Do I have to speak Russian or another local language to get a scholarship?
Speaking the local language helps, but it’s not a requirement.
Do I have to be a folklore major or an ethnomusicologist?
No. You don’t even have to be in academia.
So what kind of people are you looking for?
We’re looking for people who are excited about learning something about village folklore on an expedition and sharing it with Americans afterwards. Scholars can do this. So can artists, musicians, authors, journalists, film-makers, middle-school teachers, etc. We consider them all.
There must be SOME restrictions.
You must be a US citizen or permanent resident, 18 or older, and a good team member. In addition, you must provide a physician’s statement that you have the physical, emotional and mental health to handle conditions in the field.
What does the scholarship cover?
The scholarship applies toward your expedition fee.
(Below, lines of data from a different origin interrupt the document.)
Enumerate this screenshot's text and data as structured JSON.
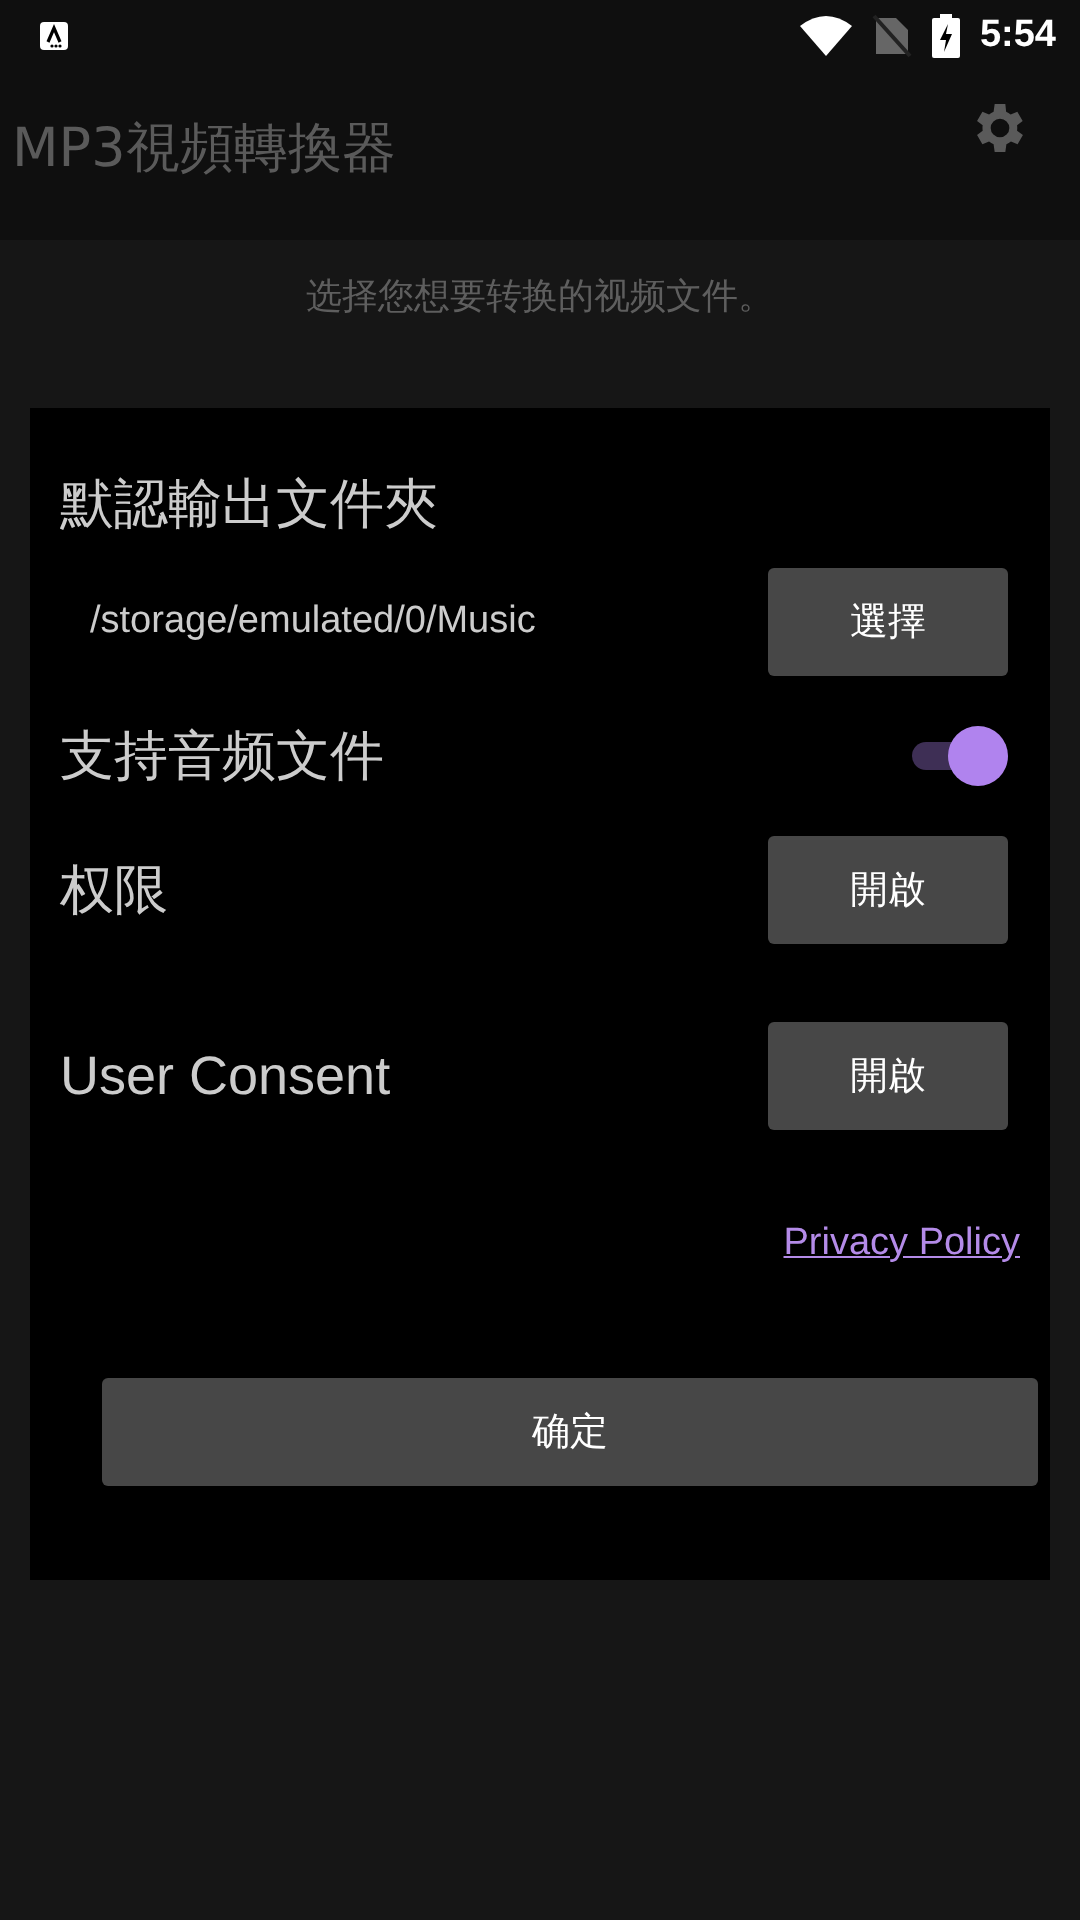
{
  "status_bar": {
    "time": "5:54"
  },
  "app_bar": {
    "title": "MP3視頻轉換器"
  },
  "subtitle": "选择您想要转换的视频文件。",
  "dialog": {
    "heading": "默認輸出文件夾",
    "path": "/storage/emulated/0/Music",
    "choose_button": "選擇",
    "audio_toggle": {
      "label": "支持音频文件",
      "on": true
    },
    "rows": [
      {
        "label": "权限",
        "button": "開啟"
      },
      {
        "label": "User Consent",
        "button": "開啟"
      }
    ],
    "privacy_link": "Privacy Policy",
    "confirm_button": "确定"
  }
}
This fee covers expenses from day one to the end of the expedition, including room, board & transport from the rendezvous point to the village and back. Your travel between the rendezvous point and your home, and any food and lodging before and after the expedition, are not covered.
If the expedition fee exceeds the scholarship amount, you are responsible for the difference.
What do I have to do in return?
We require that you share something from your expedition experience with your community. For K12 teachers this generally means a curriculum unit which we can share on our website. Open scholarship recipients may mount a public exhibit or make a public presentation of some kind, or provide us with a piece of work which describes or draws on your expedition experience– an essay, a paper, a movie, an article, a podcast, an artwork – anything we can post on our website and share with others. Failure to fulfill this requirement will result in repayment of the scholarship in full.